**What you should do:** Scan the data below and pick out the lines containing the word "selected".

(Dataset rows describing interfaces)
====

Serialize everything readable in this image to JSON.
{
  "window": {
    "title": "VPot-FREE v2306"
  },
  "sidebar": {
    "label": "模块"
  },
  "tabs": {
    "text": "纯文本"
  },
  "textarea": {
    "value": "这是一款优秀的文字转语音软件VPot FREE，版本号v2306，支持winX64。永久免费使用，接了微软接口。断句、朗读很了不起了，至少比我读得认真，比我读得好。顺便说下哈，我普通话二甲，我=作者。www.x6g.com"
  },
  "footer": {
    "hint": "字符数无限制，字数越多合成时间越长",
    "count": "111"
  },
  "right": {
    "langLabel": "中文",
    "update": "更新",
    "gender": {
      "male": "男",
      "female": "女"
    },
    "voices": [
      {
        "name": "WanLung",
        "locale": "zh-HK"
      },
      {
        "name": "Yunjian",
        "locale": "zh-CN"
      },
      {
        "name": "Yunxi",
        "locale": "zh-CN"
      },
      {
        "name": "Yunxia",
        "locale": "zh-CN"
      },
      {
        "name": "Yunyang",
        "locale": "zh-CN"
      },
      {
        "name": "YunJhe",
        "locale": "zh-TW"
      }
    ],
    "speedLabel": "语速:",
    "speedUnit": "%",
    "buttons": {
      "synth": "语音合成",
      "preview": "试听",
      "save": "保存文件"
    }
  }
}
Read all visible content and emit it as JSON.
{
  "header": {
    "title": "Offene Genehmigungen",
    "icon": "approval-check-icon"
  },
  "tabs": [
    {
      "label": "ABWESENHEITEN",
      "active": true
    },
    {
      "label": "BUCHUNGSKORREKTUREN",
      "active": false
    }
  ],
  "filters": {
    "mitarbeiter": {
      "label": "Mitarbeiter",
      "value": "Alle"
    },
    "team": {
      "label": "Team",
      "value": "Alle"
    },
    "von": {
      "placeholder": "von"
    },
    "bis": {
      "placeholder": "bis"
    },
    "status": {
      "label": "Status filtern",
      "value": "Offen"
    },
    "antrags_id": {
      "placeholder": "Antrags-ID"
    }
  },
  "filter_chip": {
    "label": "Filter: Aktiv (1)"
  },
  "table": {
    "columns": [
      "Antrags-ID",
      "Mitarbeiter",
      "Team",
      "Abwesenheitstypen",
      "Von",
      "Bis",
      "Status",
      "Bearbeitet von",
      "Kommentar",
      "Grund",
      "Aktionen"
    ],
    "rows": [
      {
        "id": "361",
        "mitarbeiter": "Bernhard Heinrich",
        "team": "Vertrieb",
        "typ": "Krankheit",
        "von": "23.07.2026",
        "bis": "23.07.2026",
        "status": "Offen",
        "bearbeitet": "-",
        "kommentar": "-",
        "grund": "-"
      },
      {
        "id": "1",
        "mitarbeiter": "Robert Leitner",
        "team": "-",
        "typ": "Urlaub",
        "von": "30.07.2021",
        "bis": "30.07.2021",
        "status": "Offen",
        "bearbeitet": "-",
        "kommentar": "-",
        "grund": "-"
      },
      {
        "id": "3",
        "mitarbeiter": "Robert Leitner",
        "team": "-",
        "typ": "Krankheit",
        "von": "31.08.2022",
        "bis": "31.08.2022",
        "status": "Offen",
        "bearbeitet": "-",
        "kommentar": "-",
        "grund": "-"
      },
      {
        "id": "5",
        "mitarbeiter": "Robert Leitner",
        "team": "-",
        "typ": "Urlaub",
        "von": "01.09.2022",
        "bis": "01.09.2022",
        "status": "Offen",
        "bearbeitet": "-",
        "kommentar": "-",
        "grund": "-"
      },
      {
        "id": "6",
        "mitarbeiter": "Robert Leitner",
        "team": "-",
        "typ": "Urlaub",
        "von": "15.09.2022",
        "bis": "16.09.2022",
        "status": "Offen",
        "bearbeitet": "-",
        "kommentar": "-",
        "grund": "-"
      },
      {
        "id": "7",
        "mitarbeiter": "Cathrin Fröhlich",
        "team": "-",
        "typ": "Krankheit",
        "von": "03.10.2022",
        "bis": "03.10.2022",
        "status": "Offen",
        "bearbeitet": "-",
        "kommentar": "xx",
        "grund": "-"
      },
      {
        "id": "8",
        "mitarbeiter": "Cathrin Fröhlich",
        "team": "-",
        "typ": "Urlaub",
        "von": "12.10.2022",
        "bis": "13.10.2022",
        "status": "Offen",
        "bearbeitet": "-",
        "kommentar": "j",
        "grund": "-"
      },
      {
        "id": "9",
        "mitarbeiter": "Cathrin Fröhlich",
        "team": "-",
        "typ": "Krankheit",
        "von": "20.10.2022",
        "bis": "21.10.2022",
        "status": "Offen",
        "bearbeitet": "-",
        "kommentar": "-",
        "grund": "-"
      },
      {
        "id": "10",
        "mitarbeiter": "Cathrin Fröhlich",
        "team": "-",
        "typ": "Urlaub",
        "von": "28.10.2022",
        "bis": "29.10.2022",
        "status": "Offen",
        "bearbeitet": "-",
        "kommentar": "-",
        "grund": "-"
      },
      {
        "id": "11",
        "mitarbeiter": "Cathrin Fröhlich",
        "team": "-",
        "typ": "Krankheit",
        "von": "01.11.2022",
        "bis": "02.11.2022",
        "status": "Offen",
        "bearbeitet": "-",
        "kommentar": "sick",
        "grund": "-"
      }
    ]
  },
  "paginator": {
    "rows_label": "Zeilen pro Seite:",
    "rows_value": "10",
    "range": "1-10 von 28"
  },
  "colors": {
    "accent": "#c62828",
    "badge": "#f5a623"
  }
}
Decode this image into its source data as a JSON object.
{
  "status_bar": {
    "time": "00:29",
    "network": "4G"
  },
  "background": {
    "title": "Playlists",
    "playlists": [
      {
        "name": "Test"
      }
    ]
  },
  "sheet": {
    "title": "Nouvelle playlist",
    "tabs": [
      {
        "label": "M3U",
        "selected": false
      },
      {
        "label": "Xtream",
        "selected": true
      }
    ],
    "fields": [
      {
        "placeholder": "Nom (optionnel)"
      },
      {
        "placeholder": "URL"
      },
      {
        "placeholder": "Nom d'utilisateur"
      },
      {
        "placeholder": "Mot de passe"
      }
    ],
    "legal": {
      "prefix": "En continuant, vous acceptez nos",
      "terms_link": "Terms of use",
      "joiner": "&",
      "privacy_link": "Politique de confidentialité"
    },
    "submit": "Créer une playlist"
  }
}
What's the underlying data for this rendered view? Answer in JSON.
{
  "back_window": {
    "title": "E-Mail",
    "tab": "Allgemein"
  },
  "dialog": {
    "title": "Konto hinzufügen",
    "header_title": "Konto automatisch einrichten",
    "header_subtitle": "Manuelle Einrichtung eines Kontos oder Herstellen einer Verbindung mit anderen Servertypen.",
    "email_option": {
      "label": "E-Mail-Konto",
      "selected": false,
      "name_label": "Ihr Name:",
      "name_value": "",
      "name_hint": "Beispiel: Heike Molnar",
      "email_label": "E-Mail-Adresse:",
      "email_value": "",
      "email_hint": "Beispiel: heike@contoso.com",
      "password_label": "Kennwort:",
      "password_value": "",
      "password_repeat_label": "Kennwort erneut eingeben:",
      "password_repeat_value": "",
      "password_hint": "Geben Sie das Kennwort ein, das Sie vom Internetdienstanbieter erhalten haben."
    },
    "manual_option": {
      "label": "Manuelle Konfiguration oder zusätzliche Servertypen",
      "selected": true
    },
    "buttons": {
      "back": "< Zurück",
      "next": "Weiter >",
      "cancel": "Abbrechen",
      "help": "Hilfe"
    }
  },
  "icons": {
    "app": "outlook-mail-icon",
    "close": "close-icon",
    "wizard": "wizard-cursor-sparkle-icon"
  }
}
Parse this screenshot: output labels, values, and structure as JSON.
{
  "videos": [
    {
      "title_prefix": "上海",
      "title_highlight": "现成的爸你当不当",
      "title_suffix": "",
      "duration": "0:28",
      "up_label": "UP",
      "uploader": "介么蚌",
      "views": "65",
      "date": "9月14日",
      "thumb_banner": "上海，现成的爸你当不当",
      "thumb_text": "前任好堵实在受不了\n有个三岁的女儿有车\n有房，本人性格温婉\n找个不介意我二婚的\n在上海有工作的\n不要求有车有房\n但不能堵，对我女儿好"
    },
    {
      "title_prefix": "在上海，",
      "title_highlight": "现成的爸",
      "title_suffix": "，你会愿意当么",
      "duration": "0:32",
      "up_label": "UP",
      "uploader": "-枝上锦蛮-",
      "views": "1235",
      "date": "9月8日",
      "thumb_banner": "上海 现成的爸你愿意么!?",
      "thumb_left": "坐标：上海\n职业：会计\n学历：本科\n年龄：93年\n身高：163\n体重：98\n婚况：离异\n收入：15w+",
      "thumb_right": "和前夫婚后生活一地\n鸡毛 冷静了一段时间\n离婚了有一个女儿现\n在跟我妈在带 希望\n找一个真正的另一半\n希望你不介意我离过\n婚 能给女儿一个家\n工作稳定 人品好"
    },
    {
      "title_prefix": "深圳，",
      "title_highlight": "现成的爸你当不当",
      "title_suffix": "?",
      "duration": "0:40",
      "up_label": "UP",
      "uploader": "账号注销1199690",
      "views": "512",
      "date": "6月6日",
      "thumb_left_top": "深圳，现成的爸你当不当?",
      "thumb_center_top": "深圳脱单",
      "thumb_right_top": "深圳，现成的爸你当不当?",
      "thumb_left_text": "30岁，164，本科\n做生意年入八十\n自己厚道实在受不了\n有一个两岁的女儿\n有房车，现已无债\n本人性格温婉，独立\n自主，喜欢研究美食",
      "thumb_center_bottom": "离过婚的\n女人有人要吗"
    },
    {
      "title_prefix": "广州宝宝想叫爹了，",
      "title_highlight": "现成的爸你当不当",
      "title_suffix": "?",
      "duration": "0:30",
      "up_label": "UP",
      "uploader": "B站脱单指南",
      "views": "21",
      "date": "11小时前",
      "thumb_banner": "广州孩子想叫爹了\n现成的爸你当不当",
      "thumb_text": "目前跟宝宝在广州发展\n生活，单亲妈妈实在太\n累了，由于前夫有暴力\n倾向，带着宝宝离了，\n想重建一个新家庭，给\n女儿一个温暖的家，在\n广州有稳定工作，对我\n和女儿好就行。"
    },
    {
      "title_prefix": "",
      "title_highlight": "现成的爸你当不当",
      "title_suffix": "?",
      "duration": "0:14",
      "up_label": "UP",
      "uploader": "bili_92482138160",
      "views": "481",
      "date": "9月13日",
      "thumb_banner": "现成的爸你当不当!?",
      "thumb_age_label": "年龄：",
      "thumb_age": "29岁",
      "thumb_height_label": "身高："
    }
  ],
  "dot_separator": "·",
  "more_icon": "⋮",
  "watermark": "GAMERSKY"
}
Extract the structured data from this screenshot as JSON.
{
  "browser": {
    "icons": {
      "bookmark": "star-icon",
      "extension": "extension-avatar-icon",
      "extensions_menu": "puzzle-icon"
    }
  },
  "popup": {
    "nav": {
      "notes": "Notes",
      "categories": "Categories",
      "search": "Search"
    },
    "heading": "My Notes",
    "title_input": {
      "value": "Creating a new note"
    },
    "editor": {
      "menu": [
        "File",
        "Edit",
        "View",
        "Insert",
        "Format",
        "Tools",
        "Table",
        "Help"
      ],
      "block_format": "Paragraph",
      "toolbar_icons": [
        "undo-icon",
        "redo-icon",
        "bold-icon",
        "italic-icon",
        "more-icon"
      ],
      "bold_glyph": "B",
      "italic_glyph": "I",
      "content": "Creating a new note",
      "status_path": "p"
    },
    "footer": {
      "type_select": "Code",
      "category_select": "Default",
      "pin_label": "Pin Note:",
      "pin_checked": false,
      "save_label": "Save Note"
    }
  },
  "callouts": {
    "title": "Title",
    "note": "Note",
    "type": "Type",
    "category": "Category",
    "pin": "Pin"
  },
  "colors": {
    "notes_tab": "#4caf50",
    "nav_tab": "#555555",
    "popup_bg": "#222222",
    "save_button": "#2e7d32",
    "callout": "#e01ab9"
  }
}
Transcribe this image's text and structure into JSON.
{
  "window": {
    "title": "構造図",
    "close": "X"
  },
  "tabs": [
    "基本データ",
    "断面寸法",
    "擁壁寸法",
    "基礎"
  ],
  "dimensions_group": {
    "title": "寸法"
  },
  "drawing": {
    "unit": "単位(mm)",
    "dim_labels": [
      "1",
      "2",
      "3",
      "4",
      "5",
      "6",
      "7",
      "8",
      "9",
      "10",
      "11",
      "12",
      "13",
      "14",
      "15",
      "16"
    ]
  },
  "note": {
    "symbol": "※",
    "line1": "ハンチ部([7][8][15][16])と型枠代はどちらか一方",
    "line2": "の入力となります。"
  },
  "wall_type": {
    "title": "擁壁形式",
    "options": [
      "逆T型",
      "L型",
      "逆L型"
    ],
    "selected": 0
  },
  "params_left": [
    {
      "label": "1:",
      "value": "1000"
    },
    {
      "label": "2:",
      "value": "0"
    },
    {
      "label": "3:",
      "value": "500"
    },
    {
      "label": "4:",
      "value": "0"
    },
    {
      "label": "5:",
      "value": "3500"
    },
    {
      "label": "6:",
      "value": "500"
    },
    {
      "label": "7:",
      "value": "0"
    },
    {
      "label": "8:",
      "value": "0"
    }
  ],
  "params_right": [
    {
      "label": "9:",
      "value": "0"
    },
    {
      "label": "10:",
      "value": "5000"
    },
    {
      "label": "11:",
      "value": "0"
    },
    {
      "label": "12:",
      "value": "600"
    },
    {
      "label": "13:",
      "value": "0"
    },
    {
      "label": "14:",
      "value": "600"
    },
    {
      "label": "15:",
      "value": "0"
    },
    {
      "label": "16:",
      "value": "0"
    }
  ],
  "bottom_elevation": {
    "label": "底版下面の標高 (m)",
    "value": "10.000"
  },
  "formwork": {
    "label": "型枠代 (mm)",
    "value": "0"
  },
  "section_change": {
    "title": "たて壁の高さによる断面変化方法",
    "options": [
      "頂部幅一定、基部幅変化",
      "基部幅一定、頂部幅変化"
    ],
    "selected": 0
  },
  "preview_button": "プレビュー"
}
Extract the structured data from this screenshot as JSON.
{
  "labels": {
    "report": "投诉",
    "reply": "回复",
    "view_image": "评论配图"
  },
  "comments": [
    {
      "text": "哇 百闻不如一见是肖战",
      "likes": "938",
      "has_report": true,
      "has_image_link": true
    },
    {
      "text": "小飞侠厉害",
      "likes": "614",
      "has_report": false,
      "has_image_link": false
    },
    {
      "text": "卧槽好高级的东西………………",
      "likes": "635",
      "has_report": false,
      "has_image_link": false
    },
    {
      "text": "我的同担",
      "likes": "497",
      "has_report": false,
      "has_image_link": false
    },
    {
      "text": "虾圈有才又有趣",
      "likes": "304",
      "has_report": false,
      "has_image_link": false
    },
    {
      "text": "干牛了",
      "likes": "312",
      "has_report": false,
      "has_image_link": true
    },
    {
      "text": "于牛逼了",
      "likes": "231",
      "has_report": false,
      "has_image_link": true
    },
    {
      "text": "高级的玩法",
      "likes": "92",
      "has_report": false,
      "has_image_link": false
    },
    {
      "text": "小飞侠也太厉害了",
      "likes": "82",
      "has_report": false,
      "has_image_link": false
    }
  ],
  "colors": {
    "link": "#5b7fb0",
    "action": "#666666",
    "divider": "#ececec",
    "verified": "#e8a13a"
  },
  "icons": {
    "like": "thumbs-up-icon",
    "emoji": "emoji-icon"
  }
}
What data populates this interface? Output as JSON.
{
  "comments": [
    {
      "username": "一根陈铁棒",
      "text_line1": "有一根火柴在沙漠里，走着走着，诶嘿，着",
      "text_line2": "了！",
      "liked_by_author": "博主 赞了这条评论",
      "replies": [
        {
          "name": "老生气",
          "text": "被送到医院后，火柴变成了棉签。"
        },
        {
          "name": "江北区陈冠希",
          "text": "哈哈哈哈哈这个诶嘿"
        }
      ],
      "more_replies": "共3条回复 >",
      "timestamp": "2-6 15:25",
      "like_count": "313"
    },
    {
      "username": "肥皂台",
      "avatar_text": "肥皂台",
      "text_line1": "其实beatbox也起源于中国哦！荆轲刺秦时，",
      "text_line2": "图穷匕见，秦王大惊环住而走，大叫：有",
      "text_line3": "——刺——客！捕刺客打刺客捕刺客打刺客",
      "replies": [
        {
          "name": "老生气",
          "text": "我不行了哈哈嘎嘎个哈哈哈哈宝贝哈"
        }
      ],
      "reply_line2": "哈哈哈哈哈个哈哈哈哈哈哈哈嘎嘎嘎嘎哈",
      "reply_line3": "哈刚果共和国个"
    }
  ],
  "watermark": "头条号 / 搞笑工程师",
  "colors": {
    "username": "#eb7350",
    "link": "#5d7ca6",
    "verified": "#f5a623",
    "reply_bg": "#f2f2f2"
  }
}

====

**Response:**
        "selected": false
        "selected": true
      "selected": false,
      "selected": true
    "selected": 0
    "selected": 0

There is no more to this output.